- Task instructions: Present an exact copy of each line below.

********************

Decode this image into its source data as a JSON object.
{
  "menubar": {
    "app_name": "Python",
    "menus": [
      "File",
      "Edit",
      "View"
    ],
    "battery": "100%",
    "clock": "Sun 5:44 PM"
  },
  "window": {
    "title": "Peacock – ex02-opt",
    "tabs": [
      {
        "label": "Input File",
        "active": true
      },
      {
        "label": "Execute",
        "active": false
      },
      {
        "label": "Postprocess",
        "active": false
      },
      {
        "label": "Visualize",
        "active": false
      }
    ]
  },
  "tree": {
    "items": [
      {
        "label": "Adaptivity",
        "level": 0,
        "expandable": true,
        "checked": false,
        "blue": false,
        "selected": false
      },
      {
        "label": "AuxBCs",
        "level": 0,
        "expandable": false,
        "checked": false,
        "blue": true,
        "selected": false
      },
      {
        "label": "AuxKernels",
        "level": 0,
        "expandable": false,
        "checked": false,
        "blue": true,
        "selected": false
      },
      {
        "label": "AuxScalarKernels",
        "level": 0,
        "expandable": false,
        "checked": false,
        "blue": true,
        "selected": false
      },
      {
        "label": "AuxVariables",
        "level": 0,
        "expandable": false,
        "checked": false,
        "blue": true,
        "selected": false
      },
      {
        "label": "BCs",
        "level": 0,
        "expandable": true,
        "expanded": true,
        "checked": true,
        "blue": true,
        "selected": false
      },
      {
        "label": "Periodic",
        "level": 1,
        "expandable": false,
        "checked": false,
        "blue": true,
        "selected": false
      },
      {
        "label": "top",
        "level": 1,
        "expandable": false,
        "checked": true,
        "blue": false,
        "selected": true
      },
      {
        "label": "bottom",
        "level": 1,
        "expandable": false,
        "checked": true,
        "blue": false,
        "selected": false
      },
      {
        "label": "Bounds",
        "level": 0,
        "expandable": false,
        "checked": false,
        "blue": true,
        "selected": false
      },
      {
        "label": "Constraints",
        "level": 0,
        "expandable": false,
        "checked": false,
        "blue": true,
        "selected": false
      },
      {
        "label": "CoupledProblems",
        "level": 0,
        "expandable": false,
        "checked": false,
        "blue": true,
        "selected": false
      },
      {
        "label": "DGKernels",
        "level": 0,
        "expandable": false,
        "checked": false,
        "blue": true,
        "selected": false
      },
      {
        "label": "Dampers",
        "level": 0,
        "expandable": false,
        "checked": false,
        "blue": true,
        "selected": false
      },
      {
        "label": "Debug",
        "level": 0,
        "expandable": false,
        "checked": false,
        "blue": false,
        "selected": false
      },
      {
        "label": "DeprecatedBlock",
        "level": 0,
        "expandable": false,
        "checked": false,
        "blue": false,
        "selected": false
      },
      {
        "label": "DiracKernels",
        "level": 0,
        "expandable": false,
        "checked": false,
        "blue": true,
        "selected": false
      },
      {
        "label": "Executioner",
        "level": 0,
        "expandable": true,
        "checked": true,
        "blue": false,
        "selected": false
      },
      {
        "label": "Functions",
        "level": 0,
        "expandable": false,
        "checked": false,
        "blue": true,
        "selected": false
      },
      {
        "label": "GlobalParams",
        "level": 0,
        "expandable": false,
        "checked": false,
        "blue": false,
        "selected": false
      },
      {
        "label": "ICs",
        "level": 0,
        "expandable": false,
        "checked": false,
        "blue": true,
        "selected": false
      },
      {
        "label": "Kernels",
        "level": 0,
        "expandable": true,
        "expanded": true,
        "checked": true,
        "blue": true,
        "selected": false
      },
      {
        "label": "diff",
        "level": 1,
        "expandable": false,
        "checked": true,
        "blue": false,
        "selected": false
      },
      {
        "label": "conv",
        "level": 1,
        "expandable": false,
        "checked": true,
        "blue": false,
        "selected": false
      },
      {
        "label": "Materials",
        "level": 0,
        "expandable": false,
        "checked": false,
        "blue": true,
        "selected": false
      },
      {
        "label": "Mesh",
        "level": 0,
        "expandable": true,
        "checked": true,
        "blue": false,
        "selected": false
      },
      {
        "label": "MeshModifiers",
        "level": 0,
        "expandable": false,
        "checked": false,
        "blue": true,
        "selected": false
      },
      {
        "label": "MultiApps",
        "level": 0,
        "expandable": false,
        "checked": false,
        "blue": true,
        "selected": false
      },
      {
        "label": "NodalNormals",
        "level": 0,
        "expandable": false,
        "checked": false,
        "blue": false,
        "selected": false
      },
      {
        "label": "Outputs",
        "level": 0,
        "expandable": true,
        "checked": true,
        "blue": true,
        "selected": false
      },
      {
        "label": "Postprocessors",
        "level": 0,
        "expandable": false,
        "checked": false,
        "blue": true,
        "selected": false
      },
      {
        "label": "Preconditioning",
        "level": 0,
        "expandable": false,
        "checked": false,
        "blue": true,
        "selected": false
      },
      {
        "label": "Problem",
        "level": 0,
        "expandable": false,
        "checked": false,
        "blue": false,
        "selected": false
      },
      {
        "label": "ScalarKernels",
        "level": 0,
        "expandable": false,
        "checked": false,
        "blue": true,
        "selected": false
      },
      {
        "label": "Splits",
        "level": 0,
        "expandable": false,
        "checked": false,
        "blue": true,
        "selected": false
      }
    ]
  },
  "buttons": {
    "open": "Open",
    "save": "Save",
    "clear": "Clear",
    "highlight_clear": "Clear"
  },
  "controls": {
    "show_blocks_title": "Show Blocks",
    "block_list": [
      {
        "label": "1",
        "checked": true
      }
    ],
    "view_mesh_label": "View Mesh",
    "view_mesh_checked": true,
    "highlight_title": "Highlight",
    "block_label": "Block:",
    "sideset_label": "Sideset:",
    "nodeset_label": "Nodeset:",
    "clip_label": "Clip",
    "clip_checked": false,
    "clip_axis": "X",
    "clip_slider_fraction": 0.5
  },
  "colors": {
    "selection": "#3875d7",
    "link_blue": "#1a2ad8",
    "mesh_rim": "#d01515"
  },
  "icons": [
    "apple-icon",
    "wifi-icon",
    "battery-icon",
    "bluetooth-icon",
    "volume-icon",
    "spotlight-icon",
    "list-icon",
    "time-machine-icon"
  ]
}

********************

- Response area:
Decode this image into its source data as a JSON object.
{
  "menubar": {
    "app_name": "Python",
    "menus": [
      "File",
      "Edit",
      "View"
    ],
    "battery": "100%",
    "clock": "Sun 5:44 PM"
  },
  "window": {
    "title": "Peacock – ex02-opt",
    "tabs": [
      {
        "label": "Input File",
        "active": true
      },
      {
        "label": "Execute",
        "active": false
      },
      {
        "label": "Postprocess",
        "active": false
      },
      {
        "label": "Visualize",
        "active": false
      }
    ]
  },
  "tree": {
    "items": [
      {
        "label": "Adaptivity",
        "level": 0,
        "expandable": true,
        "checked": false,
        "blue": false,
        "selected": false
      },
      {
        "label": "AuxBCs",
        "level": 0,
        "expandable": false,
        "checked": false,
        "blue": true,
        "selected": false
      },
      {
        "label": "AuxKernels",
        "level": 0,
        "expandable": false,
        "checked": false,
        "blue": true,
        "selected": false
      },
      {
        "label": "AuxScalarKernels",
        "level": 0,
        "expandable": false,
        "checked": false,
        "blue": true,
        "selected": false
      },
      {
        "label": "AuxVariables",
        "level": 0,
        "expandable": false,
        "checked": false,
        "blue": true,
        "selected": false
      },
      {
        "label": "BCs",
        "level": 0,
        "expandable": true,
        "expanded": true,
        "checked": true,
        "blue": true,
        "selected": false
      },
      {
        "label": "Periodic",
        "level": 1,
        "expandable": false,
        "checked": false,
        "blue": true,
        "selected": false
      },
      {
        "label": "top",
        "level": 1,
        "expandable": false,
        "checked": true,
        "blue": false,
        "selected": true
      },
      {
        "label": "bottom",
        "level": 1,
        "expandable": false,
        "checked": true,
        "blue": false,
        "selected": false
      },
      {
        "label": "Bounds",
        "level": 0,
        "expandable": false,
        "checked": false,
        "blue": true,
        "selected": false
      },
      {
        "label": "Constraints",
        "level": 0,
        "expandable": false,
        "checked": false,
        "blue": true,
        "selected": false
      },
      {
        "label": "CoupledProblems",
        "level": 0,
        "expandable": false,
        "checked": false,
        "blue": true,
        "selected": false
      },
      {
        "label": "DGKernels",
        "level": 0,
        "expandable": false,
        "checked": false,
        "blue": true,
        "selected": false
      },
      {
        "label": "Dampers",
        "level": 0,
        "expandable": false,
        "checked": false,
        "blue": true,
        "selected": false
      },
      {
        "label": "Debug",
        "level": 0,
        "expandable": false,
        "checked": false,
        "blue": false,
        "selected": false
      },
      {
        "label": "DeprecatedBlock",
        "level": 0,
        "expandable": false,
        "checked": false,
        "blue": false,
        "selected": false
      },
      {
        "label": "DiracKernels",
        "level": 0,
        "expandable": false,
        "checked": false,
        "blue": true,
        "selected": false
      },
      {
        "label": "Executioner",
        "level": 0,
        "expandable": true,
        "checked": true,
        "blue": false,
        "selected": false
      },
      {
        "label": "Functions",
        "level": 0,
        "expandable": false,
        "checked": false,
        "blue": true,
        "selected": false
      },
      {
        "label": "GlobalParams",
        "level": 0,
        "expandable": false,
        "checked": false,
        "blue": false,
        "selected": false
      },
      {
        "label": "ICs",
        "level": 0,
        "expandable": false,
        "checked": false,
        "blue": true,
        "selected": false
      },
      {
        "label": "Kernels",
        "level": 0,
        "expandable": true,
        "expanded": true,
        "checked": true,
        "blue": true,
        "selected": false
      },
      {
        "label": "diff",
        "level": 1,
        "expandable": false,
        "checked": true,
        "blue": false,
        "selected": false
      },
      {
        "label": "conv",
        "level": 1,
        "expandable": false,
        "checked": true,
        "blue": false,
        "selected": false
      },
      {
        "label": "Materials",
        "level": 0,
        "expandable": false,
        "checked": false,
        "blue": true,
        "selected": false
      },
      {
        "label": "Mesh",
        "level": 0,
        "expandable": true,
        "checked": true,
        "blue": false,
        "selected": false
      },
      {
        "label": "MeshModifiers",
        "level": 0,
        "expandable": false,
        "checked": false,
        "blue": true,
        "selected": false
      },
      {
        "label": "MultiApps",
        "level": 0,
        "expandable": false,
        "checked": false,
        "blue": true,
        "selected": false
      },
      {
        "label": "NodalNormals",
        "level": 0,
        "expandable": false,
        "checked": false,
        "blue": false,
        "selected": false
      },
      {
        "label": "Outputs",
        "level": 0,
        "expandable": true,
        "checked": true,
        "blue": true,
        "selected": false
      },
      {
        "label": "Postprocessors",
        "level": 0,
        "expandable": false,
        "checked": false,
        "blue": true,
        "selected": false
      },
      {
        "label": "Preconditioning",
        "level": 0,
        "expandable": false,
        "checked": false,
        "blue": true,
        "selected": false
      },
      {
        "label": "Problem",
        "level": 0,
        "expandable": false,
        "checked": false,
        "blue": false,
        "selected": false
      },
      {
        "label": "ScalarKernels",
        "level": 0,
        "expandable": false,
        "checked": false,
        "blue": true,
        "selected": false
      },
      {
        "label": "Splits",
        "level": 0,
        "expandable": false,
        "checked": false,
        "blue": true,
        "selected": false
      }
    ]
  },
  "buttons": {
    "open": "Open",
    "save": "Save",
    "clear": "Clear",
    "highlight_clear": "Clear"
  },
  "controls": {
    "show_blocks_title": "Show Blocks",
    "block_list": [
      {
        "label": "1",
        "checked": true
      }
    ],
    "view_mesh_label": "View Mesh",
    "view_mesh_checked": true,
    "highlight_title": "Highlight",
    "block_label": "Block:",
    "sideset_label": "Sideset:",
    "nodeset_label": "Nodeset:",
    "clip_label": "Clip",
    "clip_checked": false,
    "clip_axis": "X",
    "clip_slider_fraction": 0.5
  },
  "colors": {
    "selection": "#3875d7",
    "link_blue": "#1a2ad8",
    "mesh_rim": "#d01515"
  },
  "icons": [
    "apple-icon",
    "wifi-icon",
    "battery-icon",
    "bluetooth-icon",
    "volume-icon",
    "spotlight-icon",
    "list-icon",
    "time-machine-icon"
  ]
}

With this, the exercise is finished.